▶ [Directions]: Reproduce each line of the entries that carries "Account".

Element data from apps and pages

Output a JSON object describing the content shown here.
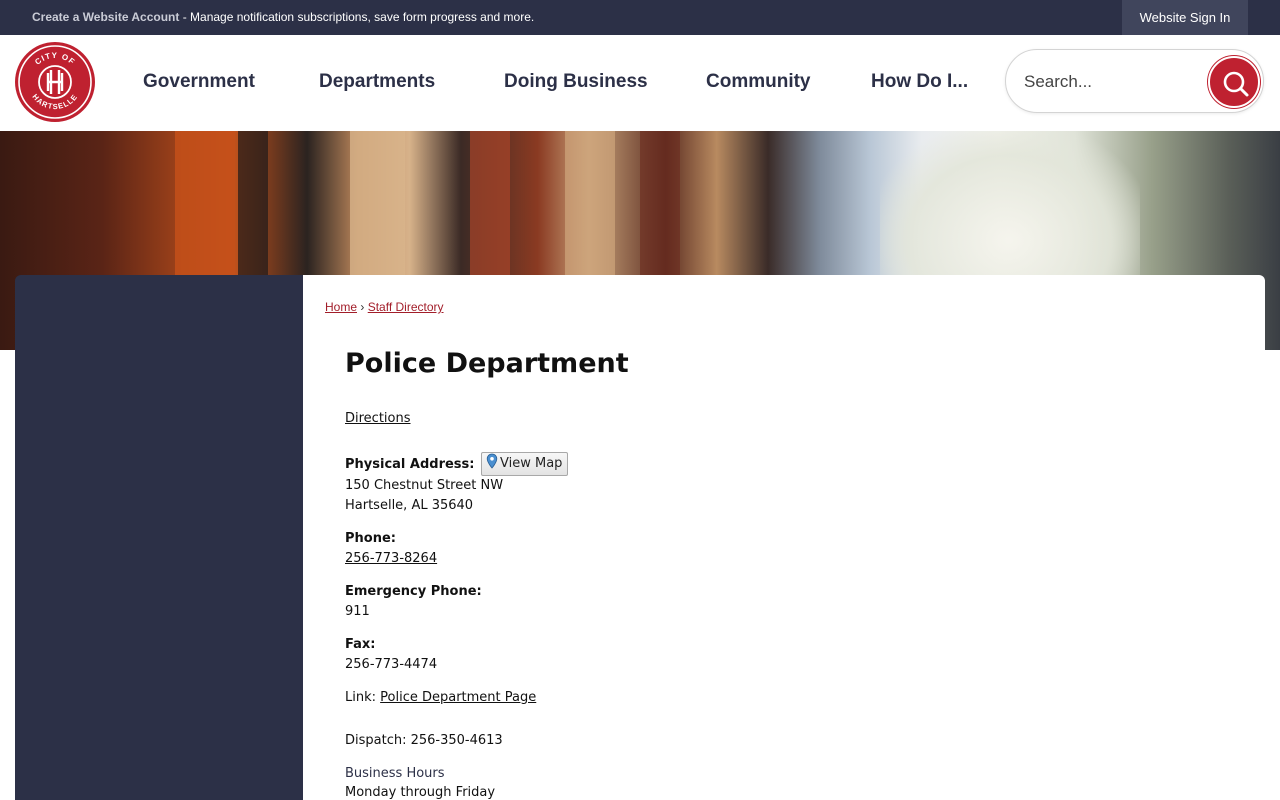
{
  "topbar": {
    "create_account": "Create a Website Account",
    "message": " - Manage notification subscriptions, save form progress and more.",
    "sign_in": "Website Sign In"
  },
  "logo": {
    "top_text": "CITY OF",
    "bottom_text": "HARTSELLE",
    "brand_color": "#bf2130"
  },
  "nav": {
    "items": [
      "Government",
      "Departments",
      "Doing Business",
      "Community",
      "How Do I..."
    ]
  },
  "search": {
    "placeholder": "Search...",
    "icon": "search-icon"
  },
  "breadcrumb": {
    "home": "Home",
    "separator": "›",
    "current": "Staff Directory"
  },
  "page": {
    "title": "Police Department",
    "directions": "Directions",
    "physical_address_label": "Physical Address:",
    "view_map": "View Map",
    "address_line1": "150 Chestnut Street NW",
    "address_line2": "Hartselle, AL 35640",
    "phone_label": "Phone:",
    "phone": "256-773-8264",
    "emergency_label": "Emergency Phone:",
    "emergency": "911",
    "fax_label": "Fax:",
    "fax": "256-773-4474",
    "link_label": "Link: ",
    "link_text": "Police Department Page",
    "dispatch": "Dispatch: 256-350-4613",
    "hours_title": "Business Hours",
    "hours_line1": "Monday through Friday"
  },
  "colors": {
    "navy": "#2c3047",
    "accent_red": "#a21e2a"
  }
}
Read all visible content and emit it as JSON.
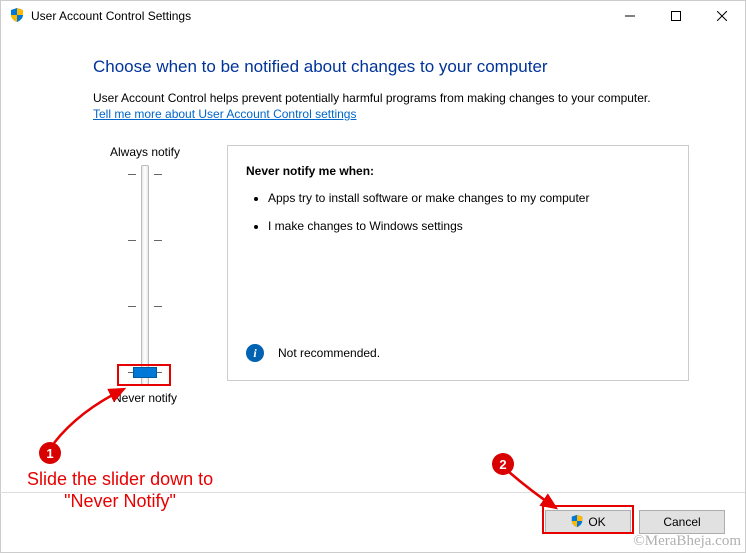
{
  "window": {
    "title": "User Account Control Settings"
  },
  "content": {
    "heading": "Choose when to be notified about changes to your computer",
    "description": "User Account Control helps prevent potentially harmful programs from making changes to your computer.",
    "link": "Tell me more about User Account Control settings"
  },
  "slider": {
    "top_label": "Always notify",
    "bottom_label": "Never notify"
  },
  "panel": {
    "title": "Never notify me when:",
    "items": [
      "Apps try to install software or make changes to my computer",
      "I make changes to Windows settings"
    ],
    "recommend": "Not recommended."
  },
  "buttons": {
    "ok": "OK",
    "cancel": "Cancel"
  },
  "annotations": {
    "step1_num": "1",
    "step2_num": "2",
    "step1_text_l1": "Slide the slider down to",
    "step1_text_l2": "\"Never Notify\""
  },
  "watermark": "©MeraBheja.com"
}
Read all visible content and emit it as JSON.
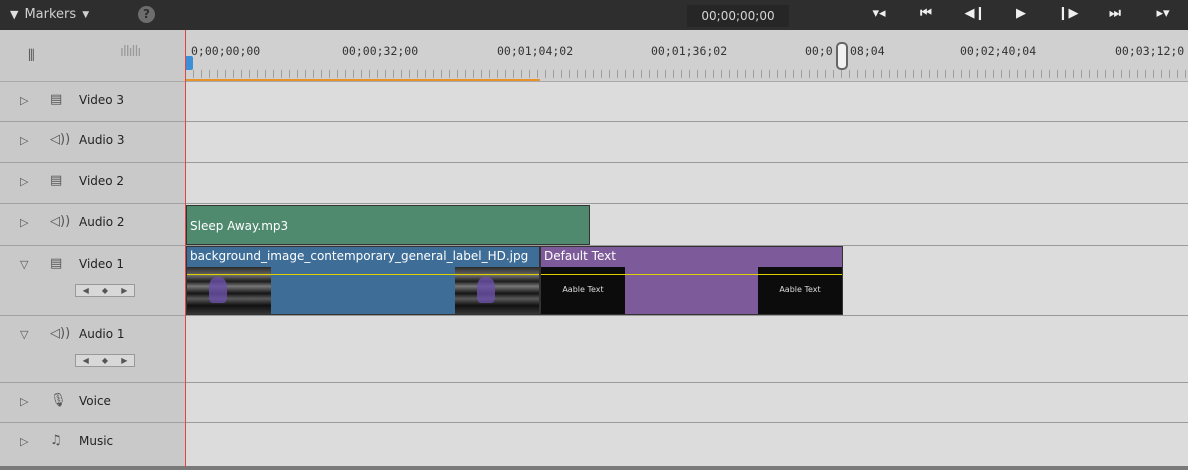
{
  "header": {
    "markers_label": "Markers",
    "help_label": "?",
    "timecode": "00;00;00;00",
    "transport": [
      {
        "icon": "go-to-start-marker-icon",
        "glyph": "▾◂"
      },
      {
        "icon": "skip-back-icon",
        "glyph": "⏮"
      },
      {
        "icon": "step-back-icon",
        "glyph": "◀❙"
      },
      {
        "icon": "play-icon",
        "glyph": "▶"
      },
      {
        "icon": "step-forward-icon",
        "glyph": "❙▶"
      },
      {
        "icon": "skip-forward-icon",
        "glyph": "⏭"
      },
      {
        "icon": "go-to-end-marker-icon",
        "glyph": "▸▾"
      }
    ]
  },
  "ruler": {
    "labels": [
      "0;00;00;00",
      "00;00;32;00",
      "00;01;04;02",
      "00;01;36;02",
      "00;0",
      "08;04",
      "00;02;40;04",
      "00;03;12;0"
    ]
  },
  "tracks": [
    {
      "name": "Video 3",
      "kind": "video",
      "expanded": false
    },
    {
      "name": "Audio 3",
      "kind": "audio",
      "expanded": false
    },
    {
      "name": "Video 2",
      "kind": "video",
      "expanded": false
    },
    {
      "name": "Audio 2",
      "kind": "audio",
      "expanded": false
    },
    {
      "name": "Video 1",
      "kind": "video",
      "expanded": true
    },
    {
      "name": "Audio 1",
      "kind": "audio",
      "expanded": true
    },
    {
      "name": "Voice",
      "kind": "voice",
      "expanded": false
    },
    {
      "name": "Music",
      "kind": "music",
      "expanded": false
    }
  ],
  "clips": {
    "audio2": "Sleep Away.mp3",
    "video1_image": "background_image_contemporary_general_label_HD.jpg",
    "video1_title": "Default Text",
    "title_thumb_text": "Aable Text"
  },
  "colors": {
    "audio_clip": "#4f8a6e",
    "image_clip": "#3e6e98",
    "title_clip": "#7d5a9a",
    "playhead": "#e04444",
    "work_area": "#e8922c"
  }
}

▶ [Exercise response]:
    "create_account": "Create a Website Account",
    "title": "User Account Control Settings"
    "description": "User Account Control helps prevent potentially harmful programs from making changes to your computer.",
    "link": "Tell me more about User Account Control settings"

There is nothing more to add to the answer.